(a) Let your child go and play.
(b) Make him eat the kheer.
(c) Talk to your child and remind him of the house rule—two bites.
2. You're doing your grocery shopping and your child screams that she wants chocolate and ice cream. You...
(a) Buy her one chocolate and one ice cream.
(b) Grab your child and leave the market.
(c) Say "no" and continue with your groceries.
3. Your child is upset and throws himself on the floor and screams, also called a temper tantrum. You...
(a) Give your child what he wants; you don't want to hear him cry.
(b) Get upset and you yell at him to calm down.
(c) Let him have his "fit" without any fuss. Once calm, you give the same answer that got him all upset in the first place.
4. Your child wants to play with toys that you're not comfortable with.
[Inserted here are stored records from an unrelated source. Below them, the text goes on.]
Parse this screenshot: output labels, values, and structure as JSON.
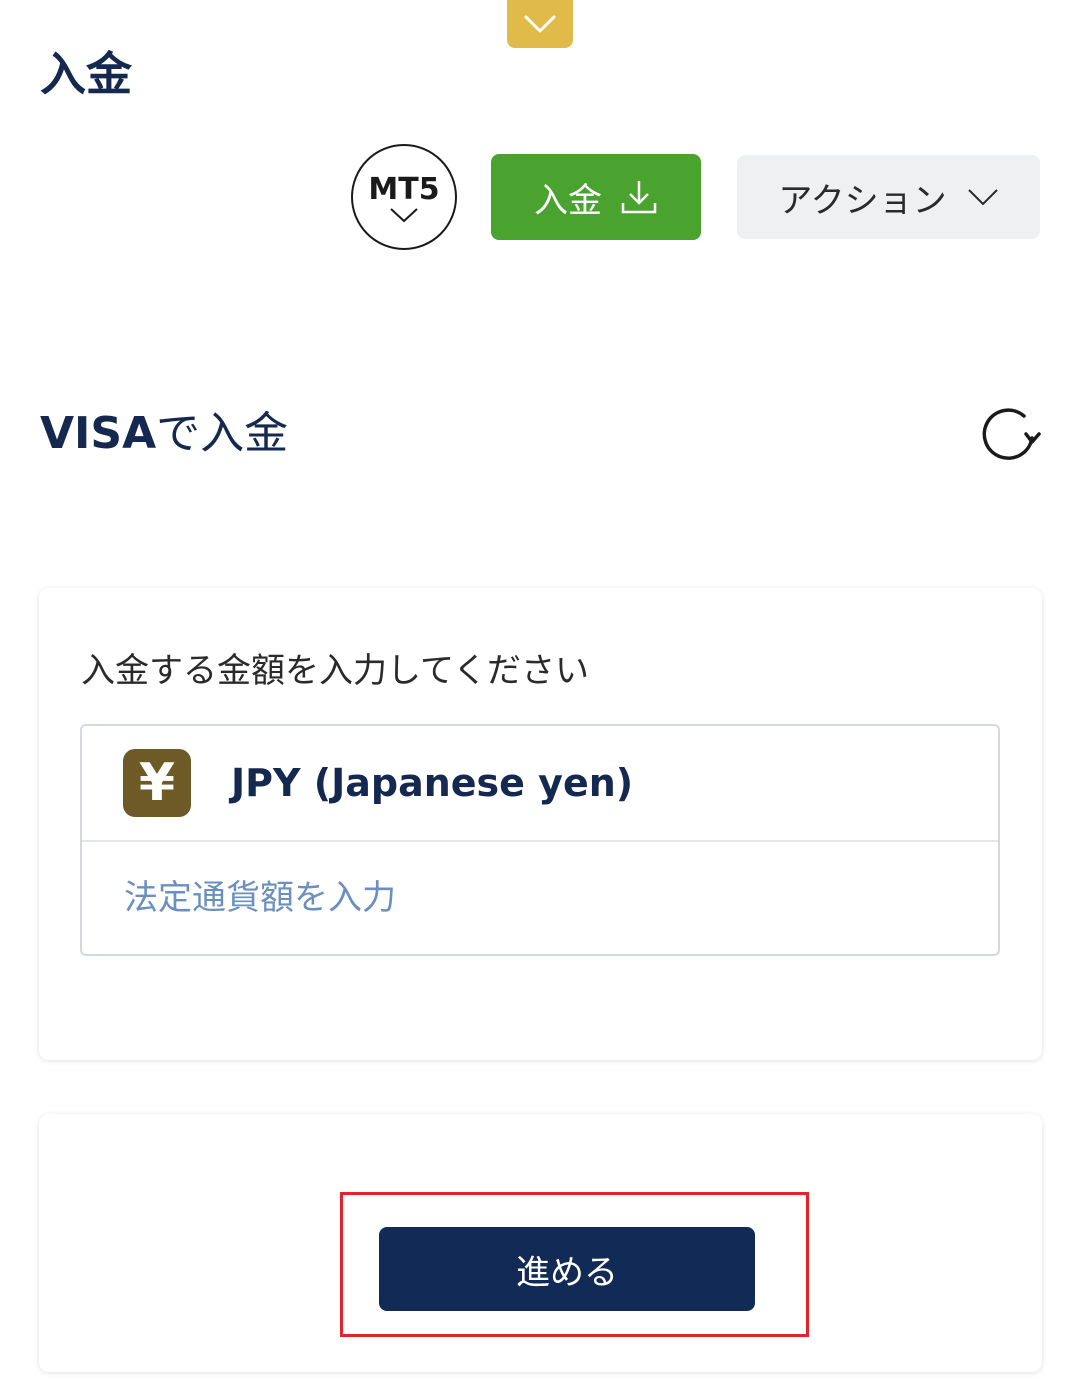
{
  "page": {
    "title": "入金"
  },
  "header": {
    "account_badge": "MT5",
    "deposit_button_label": "入金",
    "action_button_label": "アクション"
  },
  "section": {
    "title_visa": "VISA",
    "title_rest": "で入金"
  },
  "amount_card": {
    "instruction": "入金する金額を入力してください",
    "currency_symbol": "¥",
    "currency_name": "JPY (Japanese yen)",
    "fiat_placeholder": "法定通貨額を入力"
  },
  "actions": {
    "proceed_label": "進める"
  },
  "colors": {
    "brand_navy": "#142850",
    "deposit_green": "#4aa22f",
    "tab_gold": "#e0bb4a",
    "yen_brown": "#6e5a26",
    "highlight_red": "#e0242a"
  },
  "icons": {
    "top_tab": "chevron-down-icon",
    "account_badge": "chevron-down-icon",
    "deposit": "download-icon",
    "action": "chevron-down-icon",
    "refresh": "refresh-icon",
    "currency": "yen-icon"
  }
}
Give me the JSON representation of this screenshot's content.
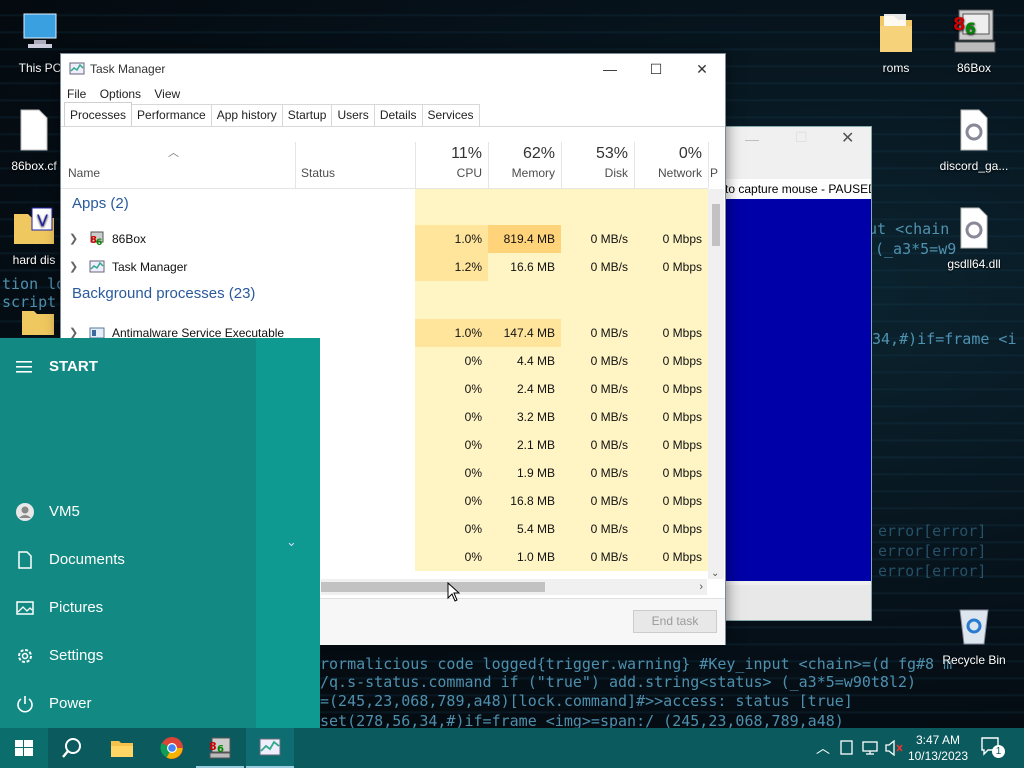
{
  "desktop": {
    "icons_left": [
      {
        "label": "This PC"
      },
      {
        "label": "86box.cf"
      },
      {
        "label": "hard dis"
      }
    ],
    "icons_right": [
      {
        "label": "roms"
      },
      {
        "label": "86Box"
      },
      {
        "label": "discord_ga..."
      },
      {
        "label": "gsdll64.dll"
      },
      {
        "label": "Recycle Bin"
      }
    ],
    "background_text": [
      "ut <chain",
      "(_a3*5=w9",
      "34,#)if=frame <i",
      "error[error]",
      "error[error]",
      "error[error]",
      "rormalicious code logged{trigger.warning} #Key_input <chain>=(d fg#8 m",
      "/q.s-status.command if (\"true\") add.string<status> (_a3*5=w90t8l2)",
      "=(245,23,068,789,a48)[lock.command]#>>access: status [true]",
      "set(278,56,34,#)if=frame <img>=span:/ (245,23,068,789,a48)",
      "tion log",
      "script s"
    ]
  },
  "background_window": {
    "message": "to capture mouse - PAUSED"
  },
  "task_manager": {
    "title": "Task Manager",
    "menu": [
      "File",
      "Options",
      "View"
    ],
    "tabs": [
      "Processes",
      "Performance",
      "App history",
      "Startup",
      "Users",
      "Details",
      "Services"
    ],
    "columns": {
      "name": "Name",
      "status": "Status",
      "cpu": {
        "pct": "11%",
        "label": "CPU"
      },
      "memory": {
        "pct": "62%",
        "label": "Memory"
      },
      "disk": {
        "pct": "53%",
        "label": "Disk"
      },
      "network": {
        "pct": "0%",
        "label": "Network"
      },
      "overflow": "P"
    },
    "apps_group": "Apps (2)",
    "apps": [
      {
        "name": "86Box",
        "cpu": "1.0%",
        "mem": "819.4 MB",
        "disk": "0 MB/s",
        "net": "0 Mbps"
      },
      {
        "name": "Task Manager",
        "cpu": "1.2%",
        "mem": "16.6 MB",
        "disk": "0 MB/s",
        "net": "0 Mbps"
      }
    ],
    "bg_group": "Background processes (23)",
    "bg": [
      {
        "name": "Antimalware Service Executable",
        "cpu": "1.0%",
        "mem": "147.4 MB",
        "disk": "0 MB/s",
        "net": "0 Mbps"
      },
      {
        "name": "",
        "cpu": "0%",
        "mem": "4.4 MB",
        "disk": "0 MB/s",
        "net": "0 Mbps"
      },
      {
        "name": "",
        "cpu": "0%",
        "mem": "2.4 MB",
        "disk": "0 MB/s",
        "net": "0 Mbps"
      },
      {
        "name": "",
        "cpu": "0%",
        "mem": "3.2 MB",
        "disk": "0 MB/s",
        "net": "0 Mbps"
      },
      {
        "name": "",
        "cpu": "0%",
        "mem": "2.1 MB",
        "disk": "0 MB/s",
        "net": "0 Mbps"
      },
      {
        "name": "",
        "cpu": "0%",
        "mem": "1.9 MB",
        "disk": "0 MB/s",
        "net": "0 Mbps"
      },
      {
        "name": "",
        "cpu": "0%",
        "mem": "16.8 MB",
        "disk": "0 MB/s",
        "net": "0 Mbps"
      },
      {
        "name": "",
        "cpu": "0%",
        "mem": "5.4 MB",
        "disk": "0 MB/s",
        "net": "0 Mbps"
      },
      {
        "name": "",
        "cpu": "0%",
        "mem": "1.0 MB",
        "disk": "0 MB/s",
        "net": "0 Mbps"
      }
    ],
    "end_task": "End task"
  },
  "start_menu": {
    "header": "START",
    "items": [
      {
        "label": "VM5",
        "icon": "user-icon"
      },
      {
        "label": "Documents",
        "icon": "document-icon"
      },
      {
        "label": "Pictures",
        "icon": "pictures-icon"
      },
      {
        "label": "Settings",
        "icon": "gear-icon"
      },
      {
        "label": "Power",
        "icon": "power-icon"
      }
    ]
  },
  "taskbar": {
    "time": "3:47 AM",
    "date": "10/13/2023",
    "notification_count": "1"
  },
  "colors": {
    "start_bg": "#128a83",
    "taskbar_bg": "#0a5a5e",
    "link_blue": "#2a5a9c",
    "heat_low": "#fff4c4",
    "heat_mid": "#ffe59c",
    "heat_high": "#ffd37a"
  }
}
You...
(a) Buy him the toys.
(b) Forbid the toys.
(c) Talk to your child and find a toy you both are comfortable with.
5. Your child in play-group/school has been misbehaving. You...
(a) Brush it off; kids are kids.
(b) Punish your child and call her "a bad girl".
(c) Talk to your child and find out why she has been misbehaving.
6. Your child has emptied the toy box, the drawers and the closet. You...
(a) Help her clean up.
(b) Yell and tell her to clean up—Now!
(c) Give your child a time limit and tell her you won’t take her to the park.
7. Your child makes up a story and is lying to you. You...
(a) Let her fantasise, you know the truth anyway.
(b) Tell your child he's lying, send him to his room.
(c) Tell the child to trust you, you know the truth, you need to know the truth on everything.
8. You're talking to a client, your child is running around and yelling about the house. You...
(a) End your call and ring back later.
(b) Put the phone on hold and send her to her room.
(c) Take out paper and crayons or books to quiet her down while you finish your call.
9. Your child has bitten another child. You...
(a) Let it go; all children bite.
(b) Bite your child back to let her know it hurts.
(c) Show the bite mark to your child and talk about the pain, and that biting is not acceptable.
10. Your child forgot to do an important task that you had asked her to do. You...
(a) Let it go, she'll remember next time, she’s a kid.
(b) Tell her she won’t succeed like this so she'll remember it.
(c) Set up a calendar with drawing and stickers to help her be more responsible.
Your child used markers to draw happy faces on his bedroom wall. You...
(a) Think your child has artistic skills.
(b) Get mad, hide all the markers and ground him.
(c) Show your disapproval and let your child clean his walls.
12. How often do you get angry with your child?
(c) On occasion.
13. Your child has a nightmare and instead of going to bed she turns the TV on. You...
(a) Let her be, when she's not scared she can go back to bed.
(b) Yell to her to get back to bed, and quick.
(c) Get up, comfort your child and tuck her in.
14. If asked, would your child say how many rules there are in your home?
(a) She would name less than five.
(b) She would say there are too many to count.
(c) She would name between five and ten.
15. What are the greatest values you want to instil in your child?
(a) Self-regulation and freedom of speech.
(b) Obedience and respect for authority.
(c) Respect and the art of negotiation.
Calculate the number of As, Bs and Cs, the letter with the most points is most likely your dominating parenting style.
More As, you have a ‘permissive’ style. You treat your child as an adult, let her take decisions, don't impose rules. Your child can have control over meals, sleeping times and her behaviour. These children might have future problems dealing with rules, regulations. They often make decisions but are not prepared to accept the consequences.
More Bs, you have an ‘authoritarian’ style. You are very demanding of your child and do not give in return. The family environment is rigid and controlling. The child might grow up without any guidance, lack self-confidence and fail to take his/her own decisions.
More C’s, you have an ‘authoritative’ style. You are demanding but give in return. You are open to discussion and negotiating, but firm. Your relationship is based on respect and routines. Children learn social skills and their self-image is a positive one.
NOTE: THERE IS NO ‘PERFECT’ PARENTING. GOOD OR SUCCESSFUL PARENTING IS ALL ABOUT A JUDICIOUS MIX OF THESE STYLES.
Adapted from "Expressions"–the school-based pilot project on holistic health, VIMHANS, New Delhi.